### What is needed
Whenever a line in the data contains "JSON", show that line.

Given records START

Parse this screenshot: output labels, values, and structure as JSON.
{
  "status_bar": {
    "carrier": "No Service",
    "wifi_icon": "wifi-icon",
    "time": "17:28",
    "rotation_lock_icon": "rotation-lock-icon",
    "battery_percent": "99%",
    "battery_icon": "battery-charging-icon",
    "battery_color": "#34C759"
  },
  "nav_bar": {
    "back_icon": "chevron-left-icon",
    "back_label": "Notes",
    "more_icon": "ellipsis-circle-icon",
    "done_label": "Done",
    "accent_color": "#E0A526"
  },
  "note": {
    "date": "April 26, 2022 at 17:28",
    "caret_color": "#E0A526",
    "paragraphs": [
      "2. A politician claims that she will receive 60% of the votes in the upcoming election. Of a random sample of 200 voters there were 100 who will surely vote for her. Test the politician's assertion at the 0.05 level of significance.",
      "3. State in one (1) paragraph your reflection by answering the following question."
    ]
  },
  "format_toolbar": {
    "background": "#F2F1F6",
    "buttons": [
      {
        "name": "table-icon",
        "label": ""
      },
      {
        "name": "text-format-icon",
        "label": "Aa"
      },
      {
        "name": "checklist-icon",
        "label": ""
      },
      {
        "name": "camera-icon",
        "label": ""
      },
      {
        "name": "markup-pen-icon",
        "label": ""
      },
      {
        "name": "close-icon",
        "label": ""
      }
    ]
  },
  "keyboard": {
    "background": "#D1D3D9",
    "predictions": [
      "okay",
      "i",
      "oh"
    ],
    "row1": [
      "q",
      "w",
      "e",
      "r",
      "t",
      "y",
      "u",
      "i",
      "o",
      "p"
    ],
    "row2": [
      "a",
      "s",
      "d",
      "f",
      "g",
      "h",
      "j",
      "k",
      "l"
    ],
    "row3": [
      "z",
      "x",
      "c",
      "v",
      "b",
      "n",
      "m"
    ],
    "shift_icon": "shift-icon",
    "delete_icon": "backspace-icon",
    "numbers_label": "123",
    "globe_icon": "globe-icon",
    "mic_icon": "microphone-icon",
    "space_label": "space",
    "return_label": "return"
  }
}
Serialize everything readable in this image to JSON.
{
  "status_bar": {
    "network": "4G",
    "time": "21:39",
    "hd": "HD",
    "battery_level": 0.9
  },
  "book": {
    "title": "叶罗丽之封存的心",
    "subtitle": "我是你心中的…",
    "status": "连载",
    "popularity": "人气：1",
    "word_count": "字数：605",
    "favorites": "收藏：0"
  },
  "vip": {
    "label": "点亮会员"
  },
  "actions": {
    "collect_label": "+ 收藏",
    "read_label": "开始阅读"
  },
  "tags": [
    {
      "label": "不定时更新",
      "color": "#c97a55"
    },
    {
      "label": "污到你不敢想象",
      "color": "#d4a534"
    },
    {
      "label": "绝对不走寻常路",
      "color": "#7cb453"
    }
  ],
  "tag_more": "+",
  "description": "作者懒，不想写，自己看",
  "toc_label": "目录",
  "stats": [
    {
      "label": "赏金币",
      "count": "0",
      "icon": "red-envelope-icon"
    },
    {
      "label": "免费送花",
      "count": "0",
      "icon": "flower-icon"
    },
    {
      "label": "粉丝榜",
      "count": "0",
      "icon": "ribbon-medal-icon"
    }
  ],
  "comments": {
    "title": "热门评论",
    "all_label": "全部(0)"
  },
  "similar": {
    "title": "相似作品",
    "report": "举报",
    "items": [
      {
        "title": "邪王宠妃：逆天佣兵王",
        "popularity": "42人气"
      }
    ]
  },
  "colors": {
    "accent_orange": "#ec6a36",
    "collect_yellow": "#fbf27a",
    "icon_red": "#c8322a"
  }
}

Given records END

### Written reply
Parse this screenshot: output labels, values, and structure as JSON.
Serialize everything readable in this image to JSON.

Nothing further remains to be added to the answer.